Data supplied:
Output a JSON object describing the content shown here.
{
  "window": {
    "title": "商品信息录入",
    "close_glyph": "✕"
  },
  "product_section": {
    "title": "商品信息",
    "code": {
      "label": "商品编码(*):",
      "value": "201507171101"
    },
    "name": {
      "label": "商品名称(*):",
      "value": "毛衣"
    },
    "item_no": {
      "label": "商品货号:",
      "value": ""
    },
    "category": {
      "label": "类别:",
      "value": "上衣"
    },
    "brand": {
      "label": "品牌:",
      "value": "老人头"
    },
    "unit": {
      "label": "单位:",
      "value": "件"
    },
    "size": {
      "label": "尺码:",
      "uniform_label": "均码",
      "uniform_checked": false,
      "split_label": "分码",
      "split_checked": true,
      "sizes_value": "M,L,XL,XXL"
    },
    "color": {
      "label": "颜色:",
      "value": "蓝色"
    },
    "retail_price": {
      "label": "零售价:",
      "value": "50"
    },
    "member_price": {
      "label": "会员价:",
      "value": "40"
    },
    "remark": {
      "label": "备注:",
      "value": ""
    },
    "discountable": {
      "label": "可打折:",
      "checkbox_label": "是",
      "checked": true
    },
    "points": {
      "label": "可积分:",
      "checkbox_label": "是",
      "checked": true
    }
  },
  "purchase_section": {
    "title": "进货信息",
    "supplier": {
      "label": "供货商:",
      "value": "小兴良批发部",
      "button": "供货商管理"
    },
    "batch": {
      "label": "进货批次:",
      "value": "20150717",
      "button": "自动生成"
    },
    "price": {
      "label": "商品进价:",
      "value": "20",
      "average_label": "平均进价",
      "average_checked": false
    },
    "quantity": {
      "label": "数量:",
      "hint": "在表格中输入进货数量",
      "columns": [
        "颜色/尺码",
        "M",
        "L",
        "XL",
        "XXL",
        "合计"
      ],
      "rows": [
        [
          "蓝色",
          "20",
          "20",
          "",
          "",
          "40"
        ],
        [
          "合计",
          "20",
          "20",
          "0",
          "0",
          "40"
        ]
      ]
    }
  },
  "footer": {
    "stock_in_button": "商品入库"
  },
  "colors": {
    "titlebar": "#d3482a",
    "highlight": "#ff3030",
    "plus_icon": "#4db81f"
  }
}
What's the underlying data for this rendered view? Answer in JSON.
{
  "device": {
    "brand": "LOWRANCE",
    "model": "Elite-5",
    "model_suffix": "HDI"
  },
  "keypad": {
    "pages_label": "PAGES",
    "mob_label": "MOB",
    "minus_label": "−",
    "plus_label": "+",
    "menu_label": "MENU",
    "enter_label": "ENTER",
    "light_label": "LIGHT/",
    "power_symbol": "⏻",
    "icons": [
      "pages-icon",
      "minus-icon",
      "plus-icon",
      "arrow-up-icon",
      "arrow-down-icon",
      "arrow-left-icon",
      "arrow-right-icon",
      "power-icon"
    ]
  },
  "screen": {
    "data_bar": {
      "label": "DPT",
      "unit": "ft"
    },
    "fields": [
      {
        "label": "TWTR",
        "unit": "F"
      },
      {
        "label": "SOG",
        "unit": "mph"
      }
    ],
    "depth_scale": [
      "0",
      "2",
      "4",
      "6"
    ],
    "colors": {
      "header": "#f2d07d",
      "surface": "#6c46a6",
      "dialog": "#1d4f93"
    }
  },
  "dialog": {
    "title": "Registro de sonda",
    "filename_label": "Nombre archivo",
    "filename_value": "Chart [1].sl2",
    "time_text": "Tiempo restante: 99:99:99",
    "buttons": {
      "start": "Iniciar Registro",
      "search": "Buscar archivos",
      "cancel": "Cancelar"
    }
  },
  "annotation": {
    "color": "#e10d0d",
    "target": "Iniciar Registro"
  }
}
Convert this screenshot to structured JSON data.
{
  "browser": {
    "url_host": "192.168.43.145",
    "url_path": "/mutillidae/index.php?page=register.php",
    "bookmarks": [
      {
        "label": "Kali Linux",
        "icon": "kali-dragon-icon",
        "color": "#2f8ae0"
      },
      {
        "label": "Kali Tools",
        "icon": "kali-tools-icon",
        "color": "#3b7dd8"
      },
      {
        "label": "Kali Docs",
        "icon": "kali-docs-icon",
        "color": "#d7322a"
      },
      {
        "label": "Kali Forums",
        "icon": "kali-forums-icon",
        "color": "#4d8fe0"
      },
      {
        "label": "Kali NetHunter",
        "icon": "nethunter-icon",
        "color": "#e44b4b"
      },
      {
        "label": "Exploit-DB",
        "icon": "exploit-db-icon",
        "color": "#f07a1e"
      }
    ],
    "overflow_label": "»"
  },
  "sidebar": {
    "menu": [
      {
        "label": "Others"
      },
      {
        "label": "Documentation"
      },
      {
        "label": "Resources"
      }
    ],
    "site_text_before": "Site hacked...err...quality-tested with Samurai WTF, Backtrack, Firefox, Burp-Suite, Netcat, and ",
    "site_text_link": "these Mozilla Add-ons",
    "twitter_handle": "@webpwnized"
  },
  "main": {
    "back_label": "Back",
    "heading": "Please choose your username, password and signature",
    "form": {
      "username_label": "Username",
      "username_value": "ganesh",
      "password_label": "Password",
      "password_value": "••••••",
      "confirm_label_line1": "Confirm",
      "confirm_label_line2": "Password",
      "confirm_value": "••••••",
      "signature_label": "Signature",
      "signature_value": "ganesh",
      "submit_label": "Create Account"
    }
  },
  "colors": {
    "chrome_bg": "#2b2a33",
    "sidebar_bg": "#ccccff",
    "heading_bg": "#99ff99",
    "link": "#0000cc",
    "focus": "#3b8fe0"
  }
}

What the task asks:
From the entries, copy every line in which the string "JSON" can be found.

Solved problem:
Output a JSON object describing the content shown here.
What's the underlying data for this rendered view? Answer in JSON.
Convert this screenshot to structured JSON data.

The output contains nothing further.